Posted January 14, 2008
Junk mail, paper catalogs and unsolicited credit-card offers clog our mailboxes. Consumer Reports shows some ways to stop the mailbox deluge and get to the mail you need to read.
Homeowner Rachel Skinner said she cringes every time she takes a pile of catalogs out to be recycled. More than 53 million trees are used to produce paper catalogs each year.
"I can get close to 20 catalogs a day. I get furniture catalogs, lots of children's clothing catalogs. I get bed and bath catalogs," Skinner said. "I'll get four different catalogs from one company."

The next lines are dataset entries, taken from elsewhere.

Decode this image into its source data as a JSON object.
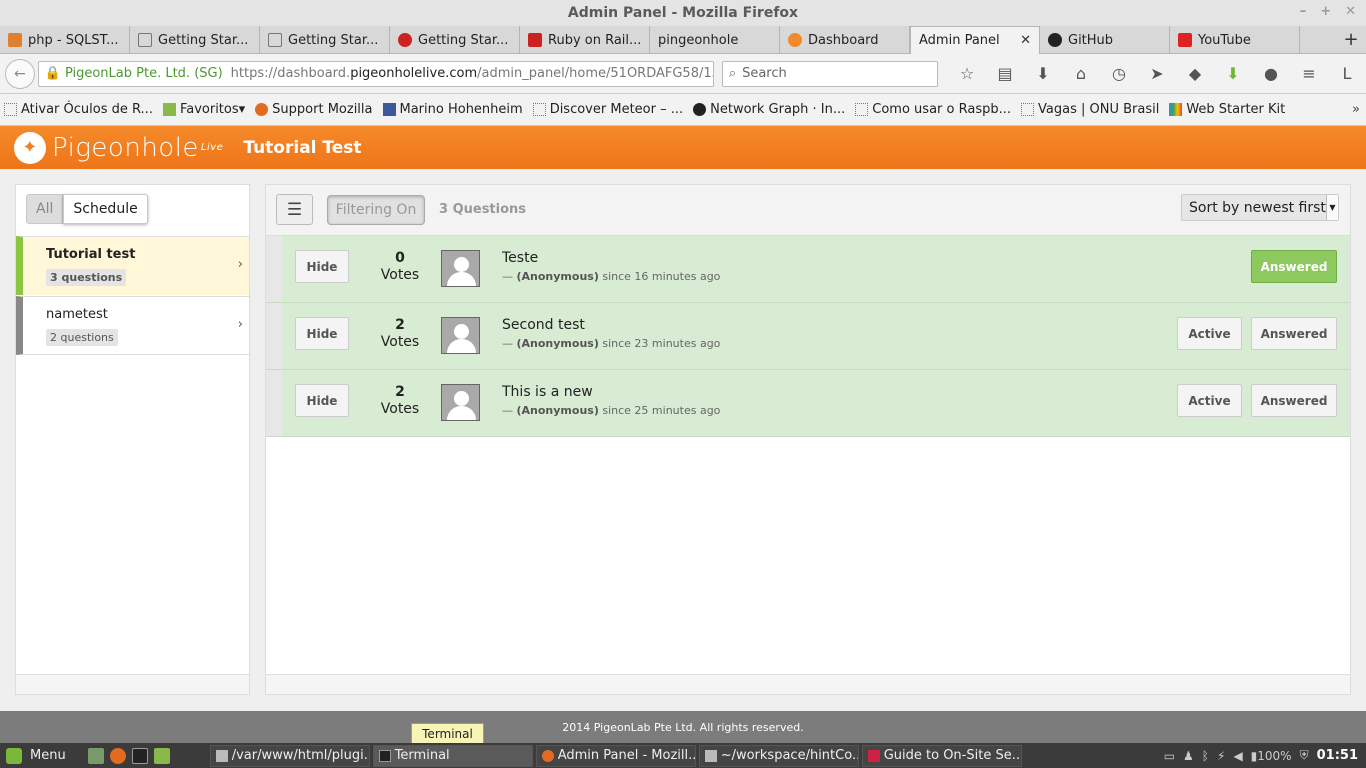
{
  "window": {
    "title": "Admin Panel - Mozilla Firefox"
  },
  "tabs": [
    {
      "label": "php - SQLST...",
      "color": "#e08030"
    },
    {
      "label": "Getting Star...",
      "color": "#777777"
    },
    {
      "label": "Getting Star...",
      "color": "#777777"
    },
    {
      "label": "Getting Star...",
      "color": "#cc2222"
    },
    {
      "label": "Ruby on Rail...",
      "color": "#cc2222"
    },
    {
      "label": "pingeonhole",
      "color": ""
    },
    {
      "label": "Dashboard",
      "color": "#f08a2a"
    },
    {
      "label": "Admin Panel",
      "color": "",
      "active": true,
      "close": "✕"
    },
    {
      "label": "GitHub",
      "color": "#222222"
    },
    {
      "label": "YouTube",
      "color": "#dd2222"
    }
  ],
  "newtab": "+",
  "nav": {
    "back": "←",
    "site_identity": "PigeonLab Pte. Ltd. (SG)",
    "url_prefix": "https://dashboard.",
    "url_domain": "pigeonholelive.com",
    "url_path": "/admin_panel/home/51ORDAFG58/15614",
    "search_placeholder": "Search"
  },
  "bookmarks": [
    "Ativar Óculos de R...",
    "Favoritos",
    "Support Mozilla",
    "Marino Hohenheim",
    "Discover Meteor – ...",
    "Network Graph · In...",
    "Como usar o Raspb...",
    "Vagas | ONU Brasil",
    "Web Starter Kit"
  ],
  "app": {
    "logo_text": "Pigeonhole",
    "logo_sup": "Live",
    "event_title": "Tutorial Test",
    "brand_color": "#f08020"
  },
  "sidebar": {
    "toggle_all": "All",
    "toggle_schedule": "Schedule",
    "sessions": [
      {
        "name": "Tutorial test",
        "count": "3 questions",
        "selected": true
      },
      {
        "name": "nametest",
        "count": "2 questions"
      }
    ]
  },
  "toolbar": {
    "filter_label": "Filtering On",
    "question_count": "3 Questions",
    "sort_label": "Sort by newest first"
  },
  "questions": [
    {
      "hide": "Hide",
      "votes": "0",
      "votes_label": "Votes",
      "text": "Teste",
      "author": "(Anonymous)",
      "time": "since 16 minutes ago",
      "answered": "Answered"
    },
    {
      "hide": "Hide",
      "votes": "2",
      "votes_label": "Votes",
      "text": "Second test",
      "author": "(Anonymous)",
      "time": "since 23 minutes ago",
      "active": "Active",
      "answered": "Answered"
    },
    {
      "hide": "Hide",
      "votes": "2",
      "votes_label": "Votes",
      "text": "This is a new",
      "author": "(Anonymous)",
      "time": "since 25 minutes ago",
      "active": "Active",
      "answered": "Answered"
    }
  ],
  "footer": {
    "copyright": "2014 PigeonLab Pte Ltd. All rights reserved."
  },
  "tooltip": "Terminal",
  "taskbar": {
    "menu": "Menu",
    "tasks": [
      "/var/www/html/plugi...",
      "Terminal",
      "Admin Panel - Mozill...",
      "~/workspace/hintCo...",
      "Guide to On-Site Se..."
    ],
    "battery": "100%",
    "clock": "01:51"
  }
}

Consumer Reports, however, says it is possible to opt out and choose not to receive catalogs in the mail – and even to end those seemingly endless credit-card solicitations.
"The Direct Marketing Association, which includes companies that send you catalogs, must take you off of their mailing list if you sign up for their Mail Preference Service,'" Urvashi Rangan, with Consumer Reports, said. "This includes subscription offers sent by companies like Consumer Reports."
All it takes is $1 and a quick trip to DMAConsumers.org. Click on the button labeled "Remove My Name From Those Lists." It will direct you to a one-page form you need to fill out to cut off the flow.
One call can stop all those pre-approved credit card offers. Dial 1-888-567-8688.
"A few years ago, consumers started realizing that they could get telemarketers to stop invading their dinner hour by signing up for 'Do Not Call' lists," Rangan said. "Now, they're taking it to the next level and saying, 'Stop invading my mailbox, too.'"
The automated phone system asks callers questions about their names, addresses and Social Security numbers and can take about 7 minutes to get through. It can often take at least a month for the "opt-out" to take effect.
Those still waiting to get off the mailing lists could take a cue from Skinner, who found a creative use for many of her catalogs.
"I use some of the catalogs, so the kids can cut out and make collages," Skinner said.